As we enter the Year of the Rat, advertising creatives across Asia offer their favourite Chinese New Year (CNY) campaigns from over the years. Here, we celebrate the best work from the festive period and hear their views on what is best in class.
I have a soft spot for advertisements that tugs heartstrings.
While sex sells, emotions linger.
Even before the 2018 D&G saga that resurfaced this old 2015 advertisement, this is a Chinese New Year ad that I’ve come across and every year, I can’t help to watch it repeatedly, without fail. Five minutes well spent, every time I watch it.
The advertisement was first exposed to me while watching the annual CCTV New Year Gala together with my father, who migrated from Shanghai some 27 years ago to Singapore. As I struggle to keep up with my Shanghainese roots, and the rapid changes within the vibrant Mainland, the scene where the mother spoke to her daughter in Shanghainese was especially poignant to me - due to the fact that, still, I struggle to use chopsticks the proper way.
My dad resonated with the scene of the ABC in San Francisco paying respects to the late parents on the praying alter, as it reminded him that no matter how far he is away from home, he is Chinese, and is connected to his roots. He had to yin shui si yuan (Chinese idiom: when you drink water, think of its source), and remembered where he came from.
The festive season often means that the “migration” of the Chinese from all around the world starts weeks before Chu Yi (the first day of CNY). The ad cleverly depicted major dialect groups, cultures within China and captured hearts in the first few seconds. Perhaps it’s the transition of evoking emotions through a baby’s first taste and ending the scene with seniors and firecrackers that warmed me up. We might be living in modern times, but traditions stick during this crucial period, bonding through the key message of reunion dinners, happiness and family first.
We celebrate the occasion yearly without fail, it brings up Confucius' saying of “to put the world in order, we must first put the nation in order; to put the nation in order, we must put the family in order; to put the family in order, we must cultivate our personal life; and to cultivate our personal life, we must first set our hearts right.”
Tugging emotions is a way to get buy-in from the audience.
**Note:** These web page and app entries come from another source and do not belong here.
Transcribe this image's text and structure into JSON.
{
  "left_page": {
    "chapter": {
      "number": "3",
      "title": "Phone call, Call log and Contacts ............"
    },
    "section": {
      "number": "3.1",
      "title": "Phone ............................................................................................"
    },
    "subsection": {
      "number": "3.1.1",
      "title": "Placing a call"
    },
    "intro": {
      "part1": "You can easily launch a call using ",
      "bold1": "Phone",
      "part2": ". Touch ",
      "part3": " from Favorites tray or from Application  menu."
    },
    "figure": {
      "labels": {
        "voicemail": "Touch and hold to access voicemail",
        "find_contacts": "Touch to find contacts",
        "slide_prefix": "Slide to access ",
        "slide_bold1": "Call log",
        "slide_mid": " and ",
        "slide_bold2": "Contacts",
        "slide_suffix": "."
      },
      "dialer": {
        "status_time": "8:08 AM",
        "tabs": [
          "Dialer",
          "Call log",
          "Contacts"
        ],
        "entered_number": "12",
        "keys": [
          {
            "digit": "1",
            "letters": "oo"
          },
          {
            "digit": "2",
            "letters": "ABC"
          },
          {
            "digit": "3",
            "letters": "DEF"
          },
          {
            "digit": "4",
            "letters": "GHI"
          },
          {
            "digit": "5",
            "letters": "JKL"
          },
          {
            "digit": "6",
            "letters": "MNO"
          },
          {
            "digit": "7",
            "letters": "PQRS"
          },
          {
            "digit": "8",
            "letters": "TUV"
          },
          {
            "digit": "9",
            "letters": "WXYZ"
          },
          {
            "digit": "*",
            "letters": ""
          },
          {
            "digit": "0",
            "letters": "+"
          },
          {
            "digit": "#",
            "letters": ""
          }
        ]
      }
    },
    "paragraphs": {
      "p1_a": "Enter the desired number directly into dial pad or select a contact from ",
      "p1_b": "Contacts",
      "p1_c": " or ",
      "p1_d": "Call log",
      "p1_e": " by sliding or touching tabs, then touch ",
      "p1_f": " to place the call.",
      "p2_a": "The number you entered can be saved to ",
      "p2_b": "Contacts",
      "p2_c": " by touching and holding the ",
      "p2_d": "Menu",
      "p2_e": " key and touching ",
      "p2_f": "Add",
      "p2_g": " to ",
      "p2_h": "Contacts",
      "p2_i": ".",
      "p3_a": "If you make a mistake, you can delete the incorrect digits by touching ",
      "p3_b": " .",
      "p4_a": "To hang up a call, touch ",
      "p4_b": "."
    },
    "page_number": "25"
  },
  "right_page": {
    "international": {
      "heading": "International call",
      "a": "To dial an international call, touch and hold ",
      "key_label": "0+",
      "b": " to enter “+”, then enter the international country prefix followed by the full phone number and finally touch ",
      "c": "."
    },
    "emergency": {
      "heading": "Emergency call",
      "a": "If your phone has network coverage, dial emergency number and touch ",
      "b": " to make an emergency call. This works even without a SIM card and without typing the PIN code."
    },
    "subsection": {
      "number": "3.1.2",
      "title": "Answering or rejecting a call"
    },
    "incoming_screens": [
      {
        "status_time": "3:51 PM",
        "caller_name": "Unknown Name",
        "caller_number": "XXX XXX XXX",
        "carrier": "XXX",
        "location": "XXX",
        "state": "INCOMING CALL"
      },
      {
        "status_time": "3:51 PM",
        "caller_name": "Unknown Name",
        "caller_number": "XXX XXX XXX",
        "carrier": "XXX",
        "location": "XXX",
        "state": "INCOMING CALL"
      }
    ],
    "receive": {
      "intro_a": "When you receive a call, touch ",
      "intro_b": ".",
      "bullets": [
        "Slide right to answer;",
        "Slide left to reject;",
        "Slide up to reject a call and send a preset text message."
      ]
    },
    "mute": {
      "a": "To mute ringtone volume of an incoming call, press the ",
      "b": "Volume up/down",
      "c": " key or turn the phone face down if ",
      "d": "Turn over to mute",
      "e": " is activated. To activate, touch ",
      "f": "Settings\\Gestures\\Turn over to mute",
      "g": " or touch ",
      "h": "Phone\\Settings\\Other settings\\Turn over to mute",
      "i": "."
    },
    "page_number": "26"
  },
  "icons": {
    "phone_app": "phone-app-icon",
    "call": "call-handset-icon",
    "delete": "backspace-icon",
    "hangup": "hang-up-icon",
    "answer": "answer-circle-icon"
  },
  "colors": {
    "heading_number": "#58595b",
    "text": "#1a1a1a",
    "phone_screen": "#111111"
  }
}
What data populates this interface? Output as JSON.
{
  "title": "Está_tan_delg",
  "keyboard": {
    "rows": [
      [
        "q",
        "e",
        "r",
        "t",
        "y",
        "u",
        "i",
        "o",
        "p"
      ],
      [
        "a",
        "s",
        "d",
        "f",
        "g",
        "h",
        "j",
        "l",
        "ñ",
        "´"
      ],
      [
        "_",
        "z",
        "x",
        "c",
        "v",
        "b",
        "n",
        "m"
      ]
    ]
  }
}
But to have this ad thrive and survive through the thousands of ads that are being produced every day, the only way to live and not to be forgotten is through the important lesson of education.
Lynn Yang, chief (business), Project WXY